* [Dataset rows for apps and sites]:

....................

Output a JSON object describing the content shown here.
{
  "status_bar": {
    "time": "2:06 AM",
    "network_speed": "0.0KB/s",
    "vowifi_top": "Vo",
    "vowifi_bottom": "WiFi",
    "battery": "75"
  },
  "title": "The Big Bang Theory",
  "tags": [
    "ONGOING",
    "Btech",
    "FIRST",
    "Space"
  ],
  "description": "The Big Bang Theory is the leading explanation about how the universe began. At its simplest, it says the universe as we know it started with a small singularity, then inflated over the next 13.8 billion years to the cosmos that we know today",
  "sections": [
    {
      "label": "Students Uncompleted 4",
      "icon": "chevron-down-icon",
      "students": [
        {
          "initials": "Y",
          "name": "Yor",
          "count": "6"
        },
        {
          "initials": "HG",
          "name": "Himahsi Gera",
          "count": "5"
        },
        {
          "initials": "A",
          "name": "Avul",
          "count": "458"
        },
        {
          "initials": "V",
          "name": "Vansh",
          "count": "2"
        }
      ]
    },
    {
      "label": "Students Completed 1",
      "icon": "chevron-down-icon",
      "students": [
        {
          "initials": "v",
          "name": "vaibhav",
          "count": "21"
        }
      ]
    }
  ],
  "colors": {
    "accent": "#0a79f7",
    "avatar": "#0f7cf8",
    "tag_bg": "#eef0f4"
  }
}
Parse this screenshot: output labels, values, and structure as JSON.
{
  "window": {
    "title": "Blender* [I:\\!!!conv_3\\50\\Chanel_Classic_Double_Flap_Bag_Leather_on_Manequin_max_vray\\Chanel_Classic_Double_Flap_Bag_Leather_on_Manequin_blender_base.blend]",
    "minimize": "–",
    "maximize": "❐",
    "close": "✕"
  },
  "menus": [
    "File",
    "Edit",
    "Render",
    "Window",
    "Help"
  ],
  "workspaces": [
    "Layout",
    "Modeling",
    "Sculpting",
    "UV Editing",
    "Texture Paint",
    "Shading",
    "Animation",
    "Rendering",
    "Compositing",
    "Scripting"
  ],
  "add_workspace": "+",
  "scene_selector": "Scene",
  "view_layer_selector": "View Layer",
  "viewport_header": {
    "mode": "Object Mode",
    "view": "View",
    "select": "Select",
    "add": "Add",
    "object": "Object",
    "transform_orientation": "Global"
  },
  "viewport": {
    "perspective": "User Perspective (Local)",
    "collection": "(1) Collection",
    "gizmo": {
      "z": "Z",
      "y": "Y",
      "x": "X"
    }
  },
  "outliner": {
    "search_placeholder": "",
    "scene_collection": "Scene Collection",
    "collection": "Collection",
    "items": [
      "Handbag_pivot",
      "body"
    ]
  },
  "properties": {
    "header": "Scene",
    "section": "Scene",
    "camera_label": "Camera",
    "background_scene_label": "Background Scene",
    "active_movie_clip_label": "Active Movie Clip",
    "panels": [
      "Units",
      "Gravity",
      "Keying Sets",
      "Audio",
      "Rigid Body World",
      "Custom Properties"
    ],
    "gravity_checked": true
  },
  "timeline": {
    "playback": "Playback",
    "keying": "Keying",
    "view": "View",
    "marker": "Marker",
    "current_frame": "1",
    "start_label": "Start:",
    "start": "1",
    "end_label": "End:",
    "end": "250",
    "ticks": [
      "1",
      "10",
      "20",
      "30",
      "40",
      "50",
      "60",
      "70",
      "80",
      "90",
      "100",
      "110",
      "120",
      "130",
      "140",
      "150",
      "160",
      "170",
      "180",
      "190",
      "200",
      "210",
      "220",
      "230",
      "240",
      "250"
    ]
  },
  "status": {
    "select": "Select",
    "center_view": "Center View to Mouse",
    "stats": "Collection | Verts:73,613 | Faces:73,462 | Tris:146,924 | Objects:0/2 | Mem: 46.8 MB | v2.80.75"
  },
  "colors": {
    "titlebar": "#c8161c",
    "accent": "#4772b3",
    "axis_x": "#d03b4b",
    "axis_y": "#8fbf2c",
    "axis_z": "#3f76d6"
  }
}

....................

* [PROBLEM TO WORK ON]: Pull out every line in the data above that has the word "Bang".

* [OUTPUT OF THE EXERCISE]:
  "title": "The Big Bang Theory",
  "description": "The Big Bang Theory is the leading explanation about how the universe began. At its simplest, it says the universe as we know it started with a small singularity, then inflated over the next 13.8 billion years to the cosmos that we know today",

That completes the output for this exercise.